[Data records for software interfaces]
● ● ● ● ●

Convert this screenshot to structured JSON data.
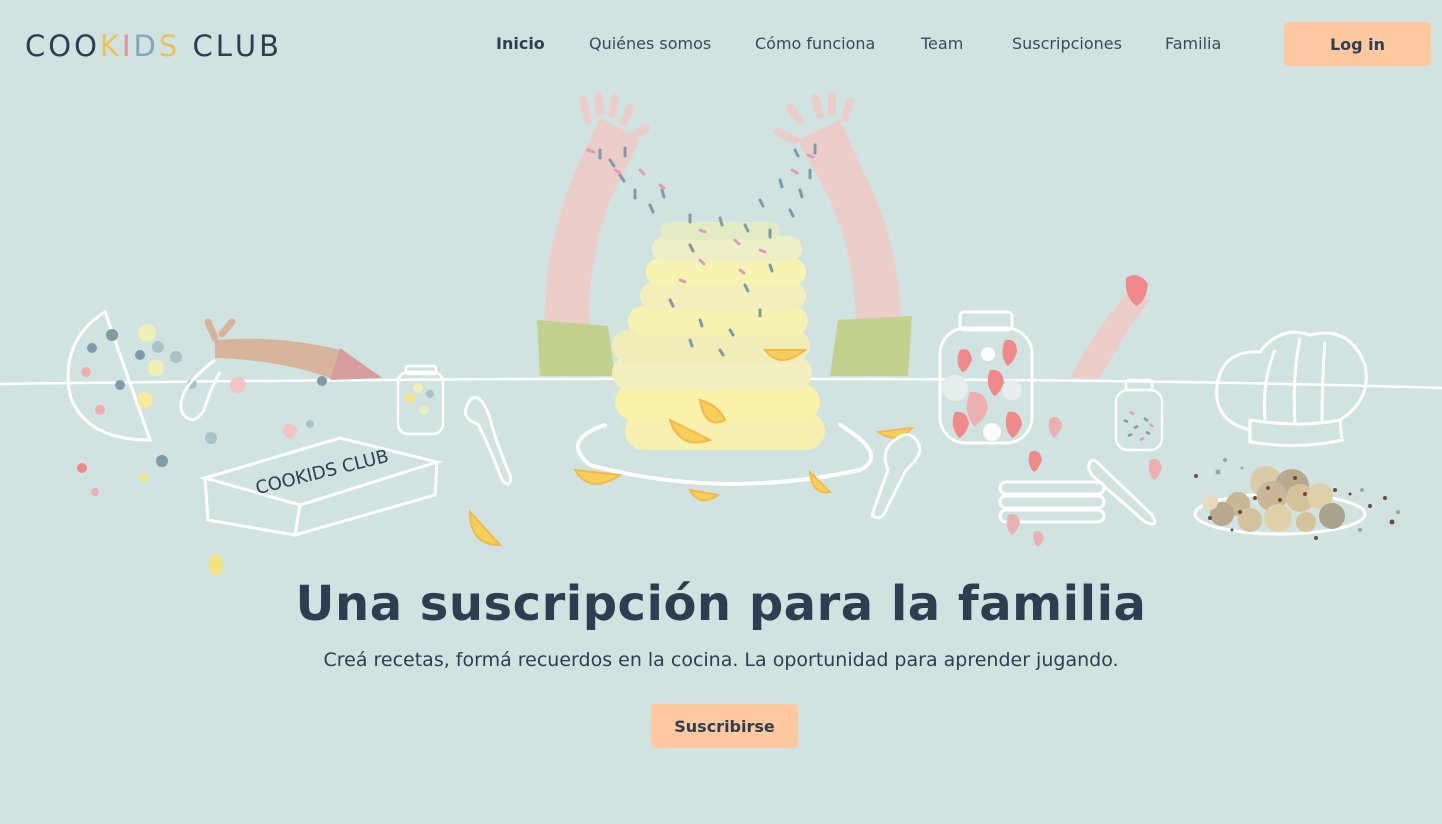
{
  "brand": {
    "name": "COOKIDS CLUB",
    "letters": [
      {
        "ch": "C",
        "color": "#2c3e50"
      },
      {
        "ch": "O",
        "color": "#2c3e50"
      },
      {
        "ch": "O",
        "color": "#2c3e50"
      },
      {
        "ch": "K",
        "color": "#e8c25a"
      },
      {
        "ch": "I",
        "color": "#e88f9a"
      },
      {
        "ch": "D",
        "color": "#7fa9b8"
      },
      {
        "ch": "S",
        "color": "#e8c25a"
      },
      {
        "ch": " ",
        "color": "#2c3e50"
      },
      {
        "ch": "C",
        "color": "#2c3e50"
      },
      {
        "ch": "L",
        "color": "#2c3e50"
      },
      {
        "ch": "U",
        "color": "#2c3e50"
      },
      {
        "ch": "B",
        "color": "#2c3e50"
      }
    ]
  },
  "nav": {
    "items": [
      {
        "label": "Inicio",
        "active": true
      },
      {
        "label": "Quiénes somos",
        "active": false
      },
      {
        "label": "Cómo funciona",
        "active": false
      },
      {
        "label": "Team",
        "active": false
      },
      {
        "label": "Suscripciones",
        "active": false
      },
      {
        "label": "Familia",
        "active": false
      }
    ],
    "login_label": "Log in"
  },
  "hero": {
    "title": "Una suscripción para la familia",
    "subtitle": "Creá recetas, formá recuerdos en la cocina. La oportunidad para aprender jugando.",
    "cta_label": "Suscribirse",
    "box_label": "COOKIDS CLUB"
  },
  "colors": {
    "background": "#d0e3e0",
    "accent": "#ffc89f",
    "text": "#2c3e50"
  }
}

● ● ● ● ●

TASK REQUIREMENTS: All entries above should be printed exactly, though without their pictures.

WRITTEN SOLUTION:
Convert this screenshot to structured JSON data.
{
  "brand": {
    "name": "COOKIDS CLUB",
    "letters": [
      {
        "ch": "C",
        "color": "#2c3e50"
      },
      {
        "ch": "O",
        "color": "#2c3e50"
      },
      {
        "ch": "O",
        "color": "#2c3e50"
      },
      {
        "ch": "K",
        "color": "#e8c25a"
      },
      {
        "ch": "I",
        "color": "#e88f9a"
      },
      {
        "ch": "D",
        "color": "#7fa9b8"
      },
      {
        "ch": "S",
        "color": "#e8c25a"
      },
      {
        "ch": " ",
        "color": "#2c3e50"
      },
      {
        "ch": "C",
        "color": "#2c3e50"
      },
      {
        "ch": "L",
        "color": "#2c3e50"
      },
      {
        "ch": "U",
        "color": "#2c3e50"
      },
      {
        "ch": "B",
        "color": "#2c3e50"
      }
    ]
  },
  "nav": {
    "items": [
      {
        "label": "Inicio",
        "active": true
      },
      {
        "label": "Quiénes somos",
        "active": false
      },
      {
        "label": "Cómo funciona",
        "active": false
      },
      {
        "label": "Team",
        "active": false
      },
      {
        "label": "Suscripciones",
        "active": false
      },
      {
        "label": "Familia",
        "active": false
      }
    ],
    "login_label": "Log in"
  },
  "hero": {
    "title": "Una suscripción para la familia",
    "subtitle": "Creá recetas, formá recuerdos en la cocina. La oportunidad para aprender jugando.",
    "cta_label": "Suscribirse",
    "box_label": "COOKIDS CLUB"
  },
  "colors": {
    "background": "#d0e3e0",
    "accent": "#ffc89f",
    "text": "#2c3e50"
  }
}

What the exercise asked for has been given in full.